The treachery gets worse. Amherst Island is administered by a council that presides over the larger Loyalist Township from the mainland. Last year, council made a deal with the wind developer, agreeing to receive a $500,000 payment each year the wind turbines spin. It is a lot of money for a municipality that operates on a $12-million budget annually.

But perhaps the most disappointing bit of this story is the damage that has been done to friendships and families on Amherst Island. Just 450 people live here. It swells to about 600 in the summer. It was a close community in the way island life tends to be.

Industrial wind energy has, however, ripped this community in two. Property owners hoping to share in the windfall from the development are on one side and those who must endure the blight on the landscape for a generation or more on the other.

Lifelong friends no longer speak to each other. At St. Paul’s Presbyterian service on Sunday mornings, the wind energy benefactors sit on one side of the church, the opponents on the other. A hard, angry line silently divides this community.

The Environmental Review Tribunal concluded not enough evidence was presented in the hearings to say the project will cause serious and irreversible harm to endangered species including the bobolink, Blanding’s turtle and little brown bat.

The decision underlines the terrible and oppressive cruelty of the Green Energy Act—that the only appeal allowed for opponents is whether the project will cause serious harm to human health or serious and irreversible harm to plant life, animal life or the natural environment. It is a profoundly unjust restriction on the right of people to challenge the policies and decisions of their government as they directly impact their lives.

The folks on Amherst Island weren’t permitted, for example, to argue that the power is unneeded— that this project is a grotesquely wasteful use of provincial tax dollars. Their neighbourhood already boasts enough electricity capacity to power a small country, yet it sits idle—at a cost of millions of dollars each month. It might have been a useful addition to the debate—but this evidence wasn’t permitted.

Nor were island residents allowed to appeal the fundamental alteration of their landscape. Nor the loss of property value. They can’t undo the broken friendships and the hollow feeling that hangs over the church suppers or the lonely trips across the channel.

Wide swathes of reason and logic have been excluded in the consideration of renewable energy projects in Ontario.

To the extent that urban folks are even aware of what green energy policies are doing to places like Amherst Island, they console themselves by believing it is the cost of a clean energy future—that diminishing the lives of some rural communities is an acceptable trade-off for the warm feeling of doing better by the planet.

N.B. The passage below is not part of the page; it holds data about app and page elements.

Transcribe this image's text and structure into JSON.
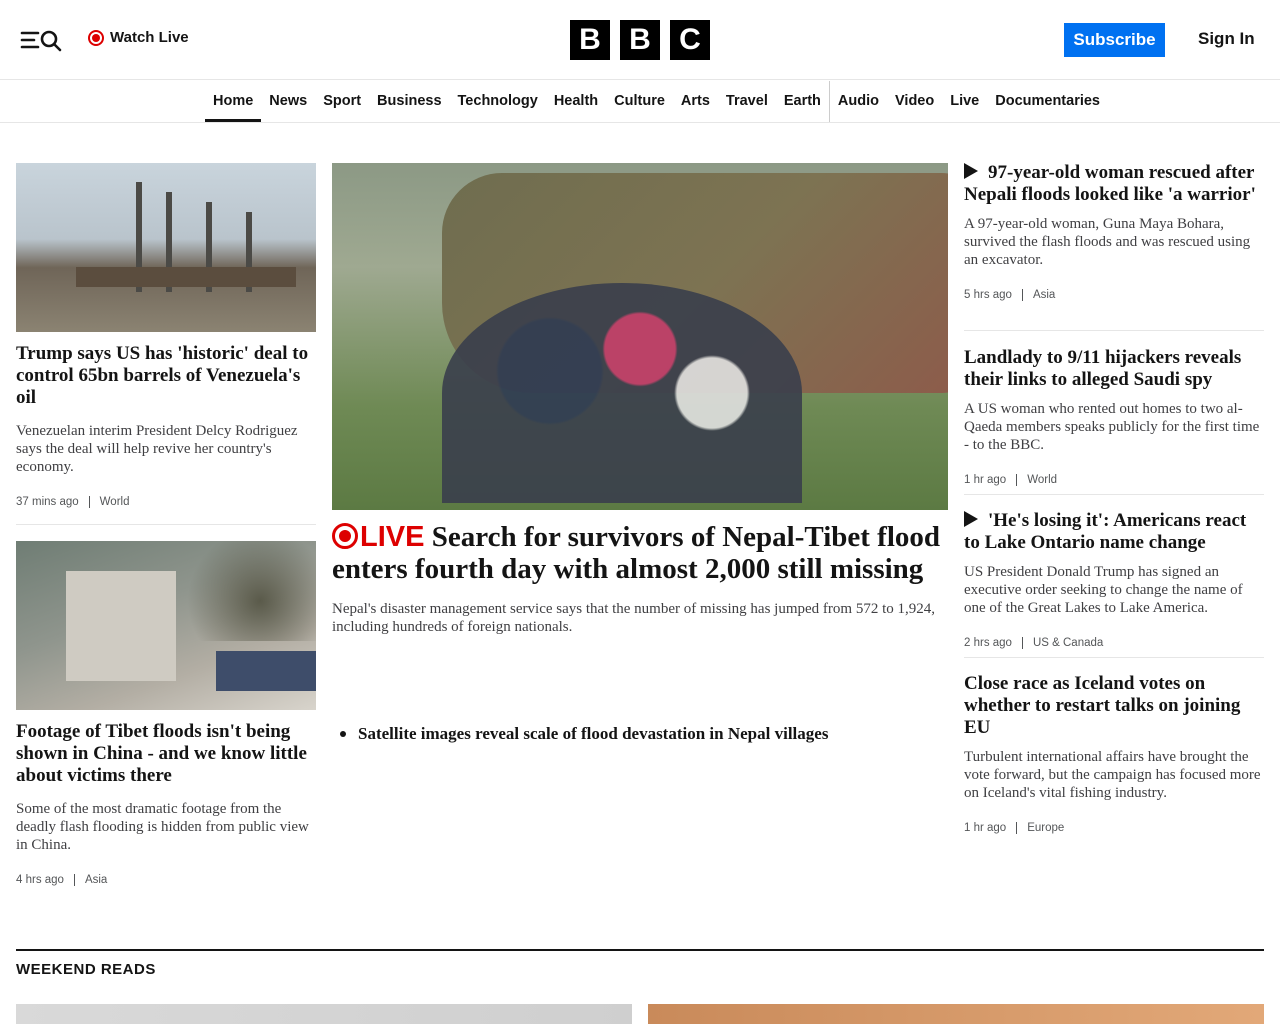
{
  "header": {
    "watch_live": "Watch Live",
    "logo_letters": [
      "B",
      "B",
      "C"
    ],
    "subscribe": "Subscribe",
    "sign_in": "Sign In"
  },
  "nav": {
    "items": [
      "Home",
      "News",
      "Sport",
      "Business",
      "Technology",
      "Health",
      "Culture",
      "Arts",
      "Travel",
      "Earth",
      "Audio",
      "Video",
      "Live",
      "Documentaries"
    ],
    "active": "Home"
  },
  "left": {
    "story1": {
      "headline": "Trump says US has 'historic' deal to control 65bn barrels of Venezuela's oil",
      "summary": "Venezuelan interim President Delcy Rodriguez says the deal will help revive her country's economy.",
      "time": "37 mins ago",
      "tag": "World"
    },
    "story2": {
      "headline": "Footage of Tibet floods isn't being shown in China - and we know little about victims there",
      "summary": "Some of the most dramatic footage from the deadly flash flooding is hidden from public view in China.",
      "time": "4 hrs ago",
      "tag": "Asia"
    }
  },
  "main": {
    "live_label": "LIVE",
    "headline": "Search for survivors of Nepal-Tibet flood enters fourth day with almost 2,000 still missing",
    "summary": "Nepal's disaster management service says that the number of missing has jumped from 572 to 1,924, including hundreds of foreign nationals.",
    "related": "Satellite images reveal scale of flood devastation in Nepal villages"
  },
  "right": {
    "story1": {
      "headline": "97-year-old woman rescued after Nepali floods looked like 'a warrior'",
      "summary": "A 97-year-old woman, Guna Maya Bohara, survived the flash floods and was rescued using an excavator.",
      "time": "5 hrs ago",
      "tag": "Asia"
    },
    "story2": {
      "headline": "Landlady to 9/11 hijackers reveals their links to alleged Saudi spy",
      "summary": "A US woman who rented out homes to two al-Qaeda members speaks publicly for the first time - to the BBC.",
      "time": "1 hr ago",
      "tag": "World"
    },
    "story3": {
      "headline": "'He's losing it': Americans react to Lake Ontario name change",
      "summary": "US President Donald Trump has signed an executive order seeking to change the name of one of the Great Lakes to Lake America.",
      "time": "2 hrs ago",
      "tag": "US & Canada"
    },
    "story4": {
      "headline": "Close race as Iceland votes on whether to restart talks on joining EU",
      "summary": "Turbulent international affairs have brought the vote forward, but the campaign has focused more on Iceland's vital fishing industry.",
      "time": "1 hr ago",
      "tag": "Europe"
    }
  },
  "section": {
    "title": "WEEKEND READS"
  },
  "colors": {
    "accent_live": "#dd0000",
    "subscribe_bg": "#0071f1",
    "text": "#141414"
  }
}
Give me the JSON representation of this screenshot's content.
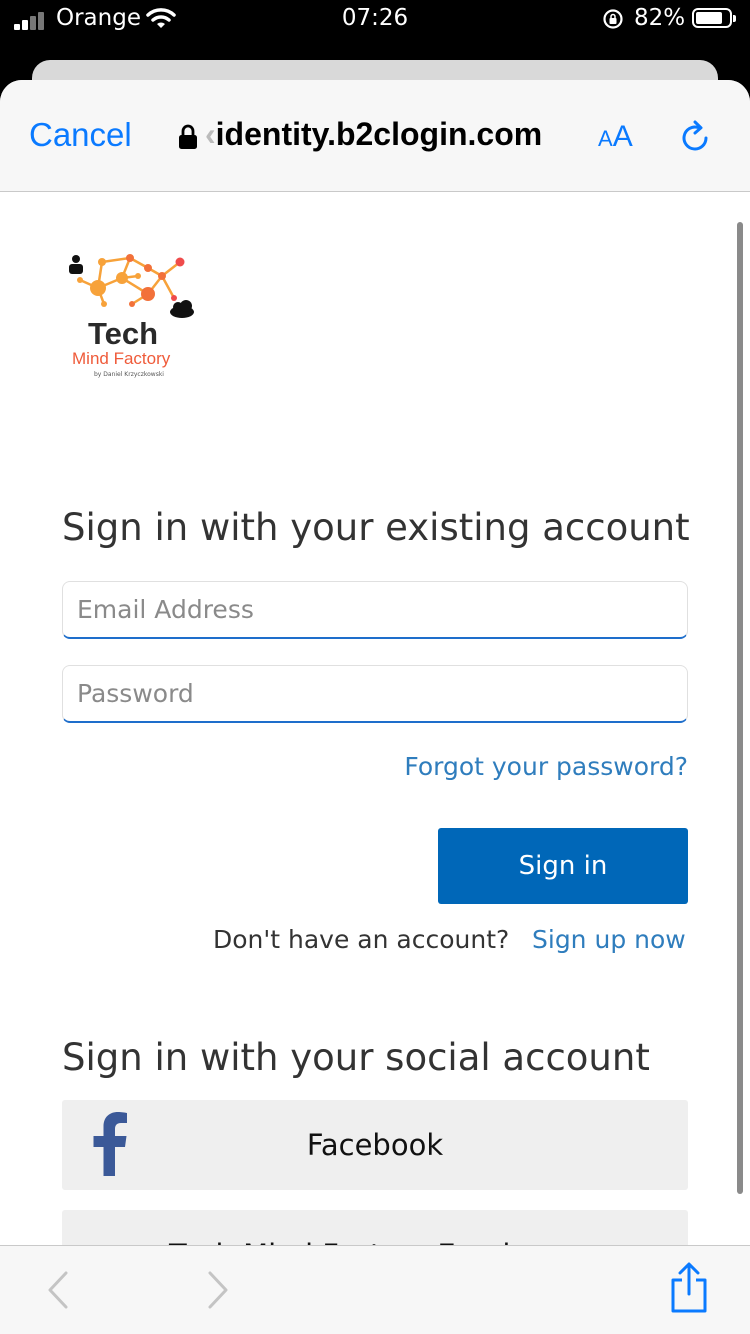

Yet these folks need to explain to Amherst Island residents how decimating their landscape, risking the survival of endangered species and filling the pockets of a developer with taxpayer dollars for an expensive power supply that nobody needs makes Ontario greener.

Visit Amherst Island. Soon.

Remember it as it is today. Mourn for its tomorrow.

Association to Protect Amherst Island:  http://www.protectamherstisland.com/